A team of Japanese scientists reported that the capsule had already been found flying over the area by helicopter.
“We found the capsule! With the whole parachute!” tweeted by JAXA.
The landing operation required great precision. In the area of the proposed capsule landing, the agency deployed a number of satellites to receive the signals it was transmitting, using radars, drones and search helicopters.
It is not planned to open the capsule in Australia, but to deliver it to Japan and start analyzing its contents in June next year.
The Hayabusa2 mission was launched in December 2014; Specimens of rocks 6 billion years old.
Scientists hope these samples, taken below the asteroid’s surface, will provide insight into the evolution of the solar system. Studies to date have suggested that these rocks may contain water and possibly organic matter, such as amino acids, which may have been “the source of life on Earth,” the researchers said.

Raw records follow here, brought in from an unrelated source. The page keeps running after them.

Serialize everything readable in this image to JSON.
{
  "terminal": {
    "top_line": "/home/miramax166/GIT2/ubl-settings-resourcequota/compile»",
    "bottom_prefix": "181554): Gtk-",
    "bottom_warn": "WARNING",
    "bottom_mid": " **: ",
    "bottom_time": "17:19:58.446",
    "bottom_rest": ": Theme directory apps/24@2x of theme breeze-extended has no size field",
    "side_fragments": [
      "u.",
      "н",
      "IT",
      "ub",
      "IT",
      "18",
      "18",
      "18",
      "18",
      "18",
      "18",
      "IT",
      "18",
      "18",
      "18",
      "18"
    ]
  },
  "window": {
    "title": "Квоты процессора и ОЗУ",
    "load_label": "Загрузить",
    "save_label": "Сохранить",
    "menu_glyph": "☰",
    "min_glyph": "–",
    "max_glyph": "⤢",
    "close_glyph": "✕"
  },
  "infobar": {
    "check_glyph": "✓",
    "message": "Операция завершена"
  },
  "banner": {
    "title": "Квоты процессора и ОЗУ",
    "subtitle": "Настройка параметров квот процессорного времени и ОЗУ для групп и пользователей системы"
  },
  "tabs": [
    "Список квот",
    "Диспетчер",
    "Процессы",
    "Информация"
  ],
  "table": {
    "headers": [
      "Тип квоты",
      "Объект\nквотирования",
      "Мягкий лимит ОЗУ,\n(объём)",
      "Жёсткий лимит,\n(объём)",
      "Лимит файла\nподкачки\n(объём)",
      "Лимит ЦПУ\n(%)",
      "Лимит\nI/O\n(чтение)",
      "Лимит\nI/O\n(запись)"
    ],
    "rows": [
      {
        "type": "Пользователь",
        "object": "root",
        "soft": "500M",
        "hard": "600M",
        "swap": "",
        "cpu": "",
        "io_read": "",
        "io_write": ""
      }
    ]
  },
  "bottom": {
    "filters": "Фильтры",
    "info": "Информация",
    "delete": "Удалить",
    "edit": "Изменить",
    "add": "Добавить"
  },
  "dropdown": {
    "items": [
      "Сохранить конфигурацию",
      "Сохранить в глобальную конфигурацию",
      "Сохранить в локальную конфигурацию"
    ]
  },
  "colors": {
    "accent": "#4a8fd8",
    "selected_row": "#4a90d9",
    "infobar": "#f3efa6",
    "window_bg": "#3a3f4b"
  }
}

The name of the asteroid in Ryugu means “Dragon Castle”, and in Japanese mythology it means dragon castle at the bottom of the ocean.